The Second Time I Learned to Breathe

I have had two deep learning experiences around breathing. My first was at my birth; instinctual and automatic, an innate learning that I didn’t have to think about, I just did it and I was good at it. 😊

The second time I learned how to breathe was a completely different story. It wasn’t until I started some new spiritual practices and received insight from others, that I realized I had been close to suffocation for a long time.

When we first come into this world, our infant selves know how to take big, deep, full inhales and big, deep, full exhales. If you watch a baby or young child breathe, you will probably see their cute little tummies move with their breath. They don’t have to think about it, they just do it.

I don’t know exactly when I stopped enjoying those beautiful inhales and exhales.

What I do know is that a few years ago I was barely breathing and damn near close to suffocating.

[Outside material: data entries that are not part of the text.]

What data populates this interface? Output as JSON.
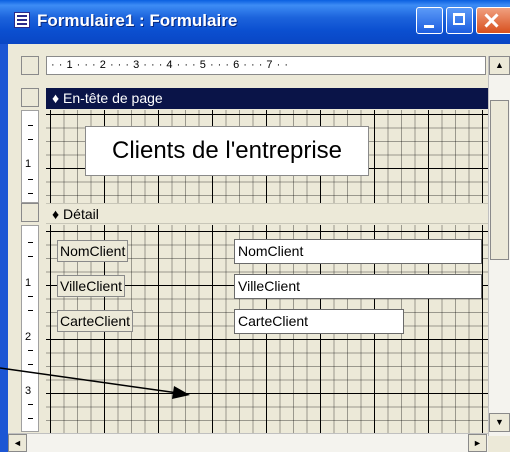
{
  "window": {
    "title": "Formulaire1 : Formulaire"
  },
  "ruler": {
    "marks": " · · 1 · · · 2 · · · 3 · · · 4 · · · 5 · · · 6 · · · 7 · · "
  },
  "vruler_header": [
    "1"
  ],
  "vruler_detail": [
    "1",
    "2",
    "3"
  ],
  "sections": {
    "header": "En-tête de page",
    "detail": "Détail"
  },
  "form": {
    "title_label": "Clients de l'entreprise",
    "fields": [
      {
        "label": "NomClient",
        "value": "NomClient"
      },
      {
        "label": "VilleClient",
        "value": "VilleClient"
      },
      {
        "label": "CarteClient",
        "value": "CarteClient"
      }
    ]
  },
  "scroll": {
    "up": "▲",
    "down": "▼",
    "left": "◄",
    "right": "►"
  },
  "colors": {
    "titlebar": "#0b4fd0",
    "header_bar": "#0a1448",
    "form_bg": "#ece9d8"
  },
  "icons": [
    "form-view-icon",
    "minimize-icon",
    "maximize-icon",
    "close-icon",
    "section-marker-icon"
  ]
}
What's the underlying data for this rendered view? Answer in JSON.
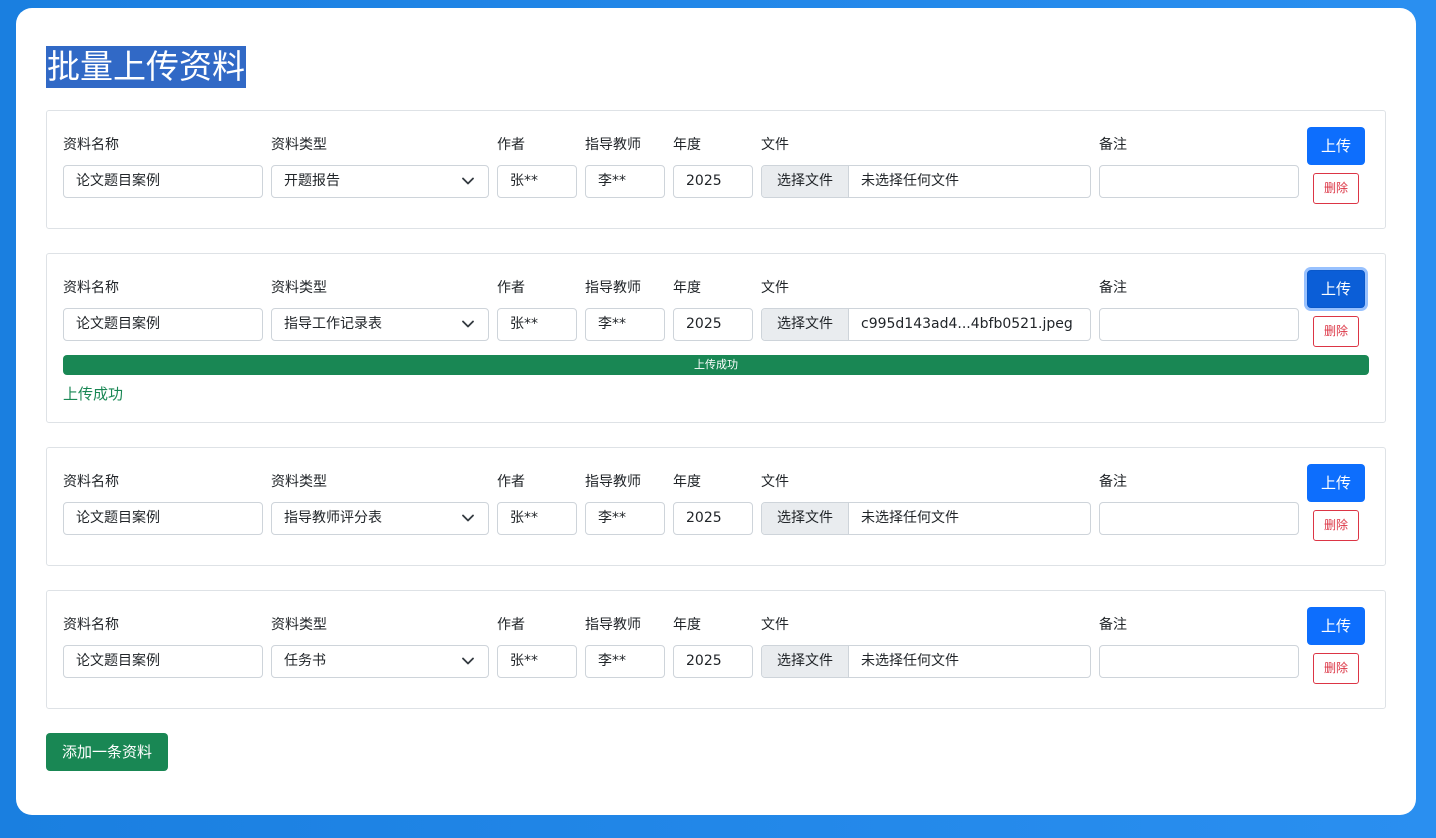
{
  "page": {
    "title": "批量上传资料",
    "add_button": "添加一条资料"
  },
  "labels": {
    "name": "资料名称",
    "type": "资料类型",
    "author": "作者",
    "advisor": "指导教师",
    "year": "年度",
    "file": "文件",
    "remark": "备注"
  },
  "buttons": {
    "upload": "上传",
    "delete": "删除",
    "choose_file": "选择文件"
  },
  "colors": {
    "primary": "#0d6efd",
    "success": "#198754",
    "danger": "#dc3545"
  },
  "rows": [
    {
      "name": "论文题目案例",
      "type": "开题报告",
      "author": "张**",
      "advisor": "李**",
      "year": "2025",
      "file_name": "未选择任何文件",
      "remark": ""
    },
    {
      "name": "论文题目案例",
      "type": "指导工作记录表",
      "author": "张**",
      "advisor": "李**",
      "year": "2025",
      "file_name": "c995d143ad4...4bfb0521.jpeg",
      "remark": "",
      "progress_text": "上传成功",
      "progress_percent": 100,
      "status_text": "上传成功"
    },
    {
      "name": "论文题目案例",
      "type": "指导教师评分表",
      "author": "张**",
      "advisor": "李**",
      "year": "2025",
      "file_name": "未选择任何文件",
      "remark": ""
    },
    {
      "name": "论文题目案例",
      "type": "任务书",
      "author": "张**",
      "advisor": "李**",
      "year": "2025",
      "file_name": "未选择任何文件",
      "remark": ""
    }
  ]
}
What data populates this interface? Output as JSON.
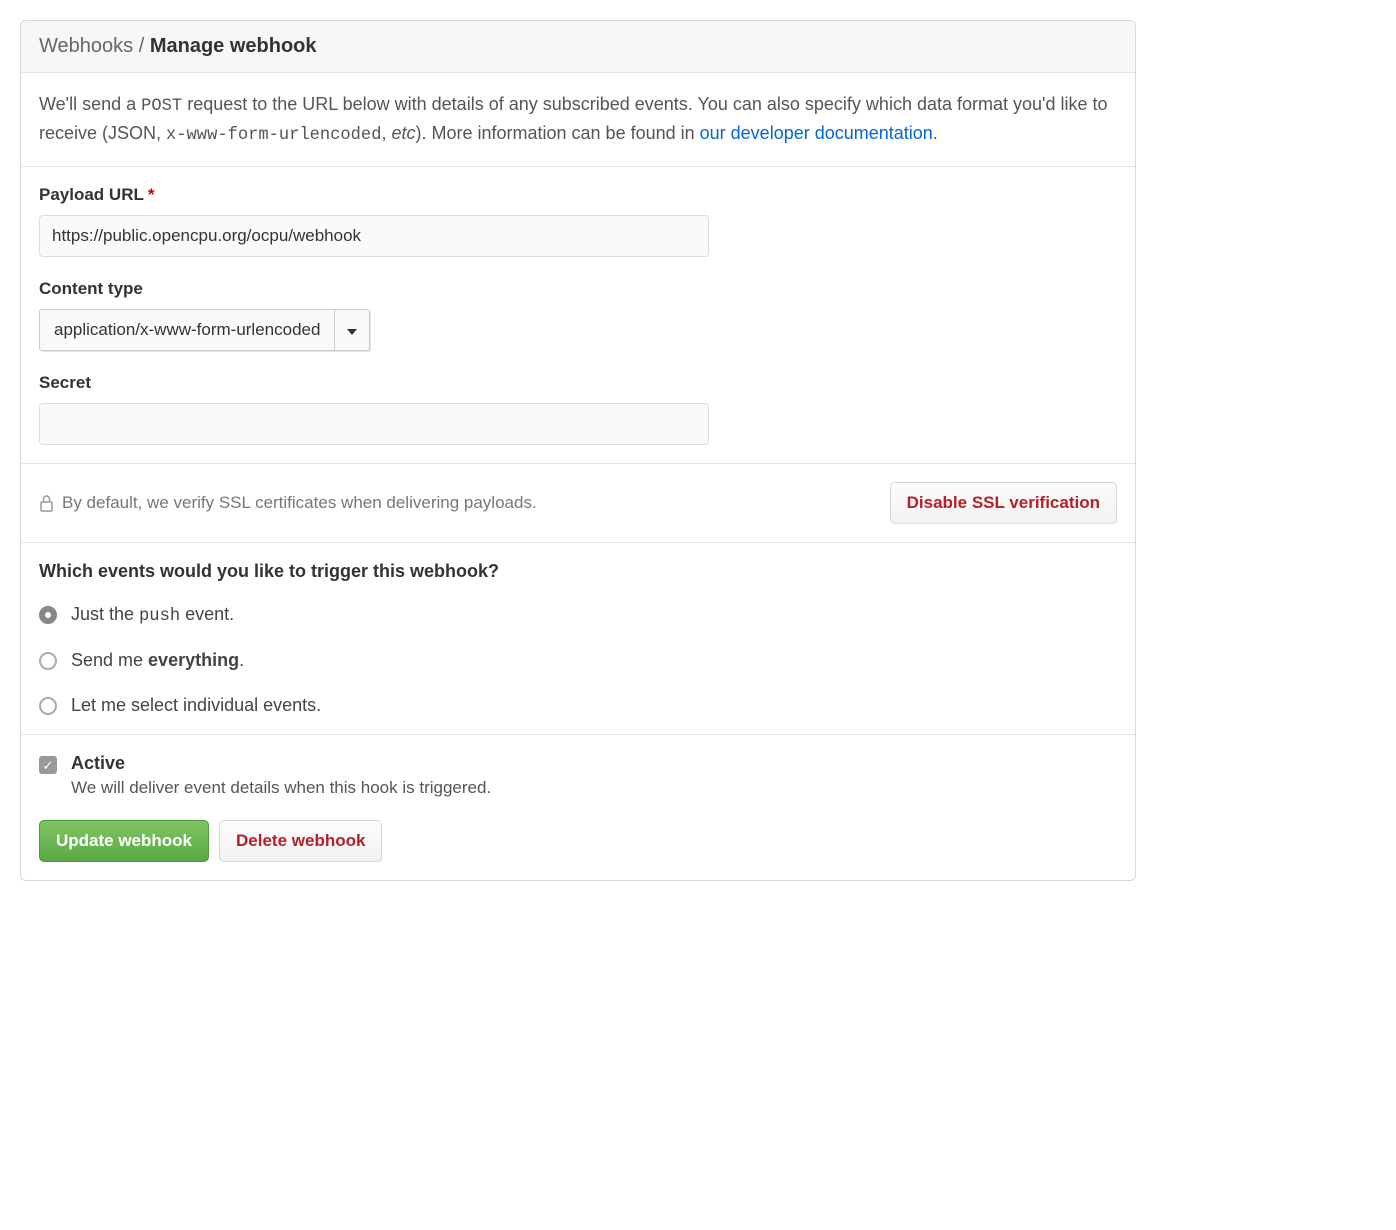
{
  "breadcrumb": {
    "parent": "Webhooks",
    "separator": "/",
    "current": "Manage webhook"
  },
  "intro": {
    "part1": "We'll send a ",
    "code_post": "POST",
    "part2": " request to the URL below with details of any subscribed events. You can also specify which data format you'd like to receive (JSON, ",
    "code_ctype": "x-www-form-urlencoded",
    "part3": ", ",
    "etc": "etc",
    "part4": "). More information can be found in ",
    "link_text": "our developer documentation",
    "part5": "."
  },
  "form": {
    "payload_url": {
      "label": "Payload URL",
      "required": "*",
      "value": "https://public.opencpu.org/ocpu/webhook"
    },
    "content_type": {
      "label": "Content type",
      "selected": "application/x-www-form-urlencoded"
    },
    "secret": {
      "label": "Secret",
      "value": ""
    }
  },
  "ssl": {
    "text": "By default, we verify SSL certificates when delivering payloads.",
    "button": "Disable SSL verification"
  },
  "events": {
    "title": "Which events would you like to trigger this webhook?",
    "opt1_pre": "Just the ",
    "opt1_code": "push",
    "opt1_post": " event.",
    "opt2_pre": "Send me ",
    "opt2_bold": "everything",
    "opt2_post": ".",
    "opt3": "Let me select individual events."
  },
  "active": {
    "label": "Active",
    "description": "We will deliver event details when this hook is triggered."
  },
  "buttons": {
    "update": "Update webhook",
    "delete": "Delete webhook"
  }
}
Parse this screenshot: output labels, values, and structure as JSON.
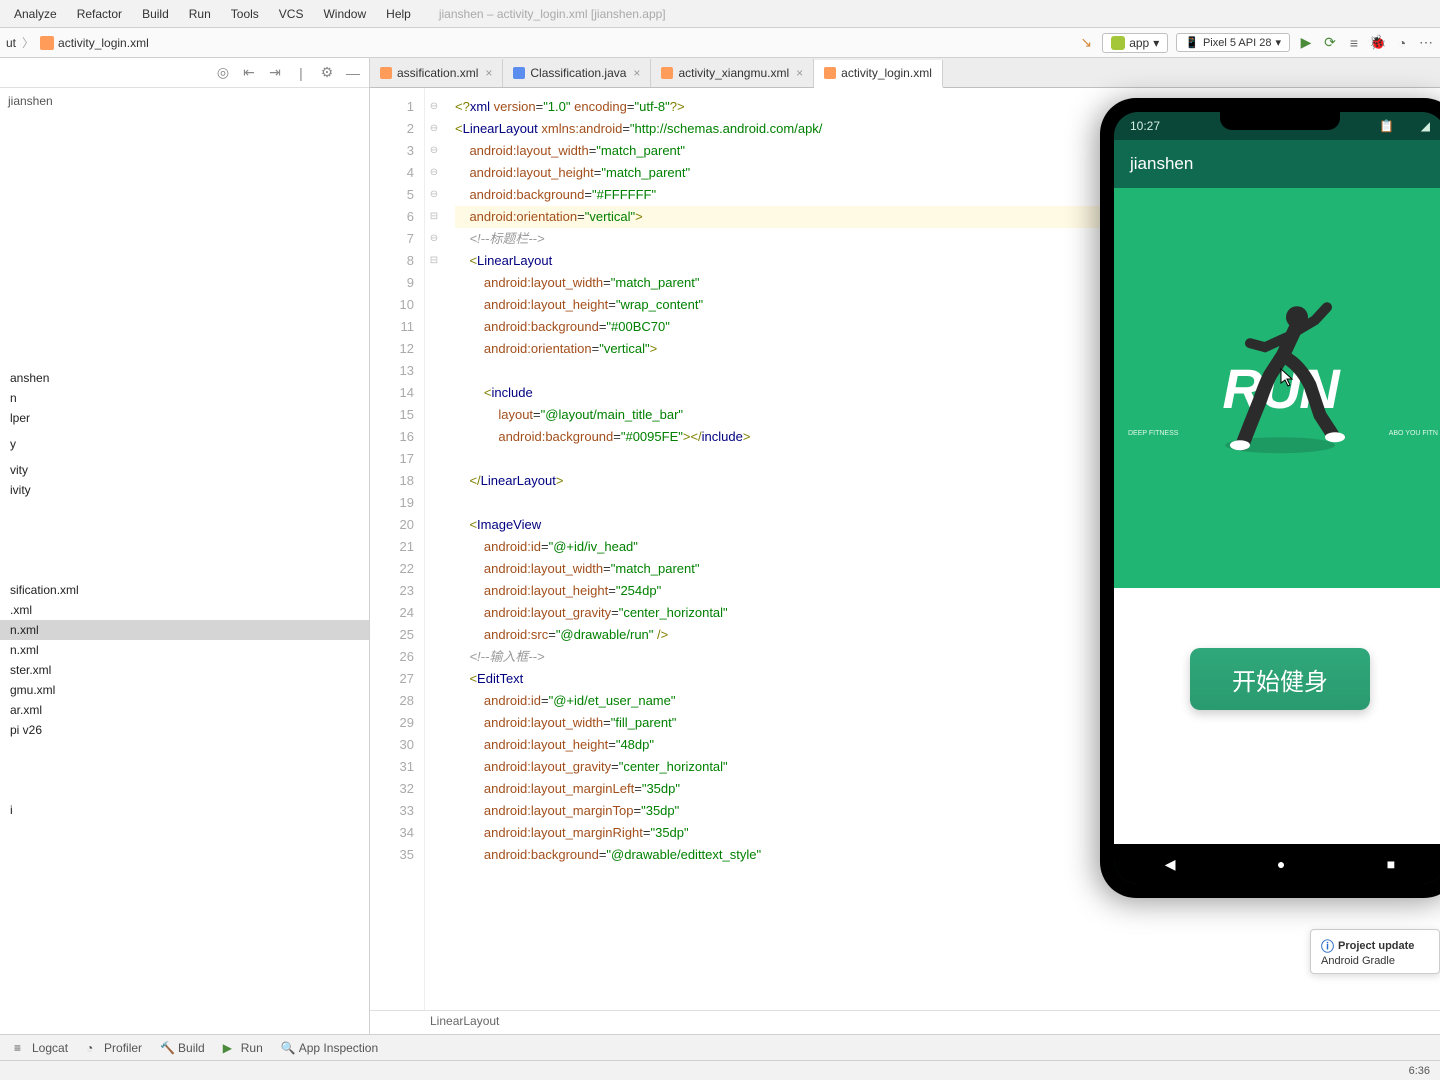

After living life for so long in my stress response, I was doing the bare minimum in the breathing department. A lot of shallow, chest breathing and holding my breath. Both of which I had no clue about until I started paying attention.

“But honestly, I have a full life, I’m busy, I’ve got things to do and who pays attention to their breath anyways? I’m alive so obviously the breathing is working out for me.”

I have read that breathing is the language of God. So many times, I’m not sure just how to communicate with God and as I breathe deeply – long, slow, intentional and sometimes loud breaths, I am able to have a conversation with God like I never could with words and quiet listening.

I have now found deep enjoyment, presence and wholeness in my inhales and exhales.

To be completely honest, sometimes I still find myself chest breathing and even gasping for air. I stop paying attention, experience stress, overwhelm, anxiety and my body takes over going into fight or flight mode.

Breathing is so much more that a physiological action for me. I define inhaling as cleansing, filling and expanding. I describe exhaling as release, letting go, relief, detox and lightness.

I inhale while reading, listening and taking things in. Inhaling is consumption of some sort.

Exhaling happens when I am writing, talking or creating.

I have found it essential to be aware of what I’m inhaling and exhaling.

Am I inhaling too much stimulation, anxiety, toxicity?

Am I exhaling resentment, fear or judgment?

The quality of my breathing represents my internal environment.

As my breath becomes more full, open and expansive, so does my life.

As my favorite yoga teacher, Adriene Mishler says,

“Lots of love in, lots of love out”


Comment below………. What do you want to be inhaling more of?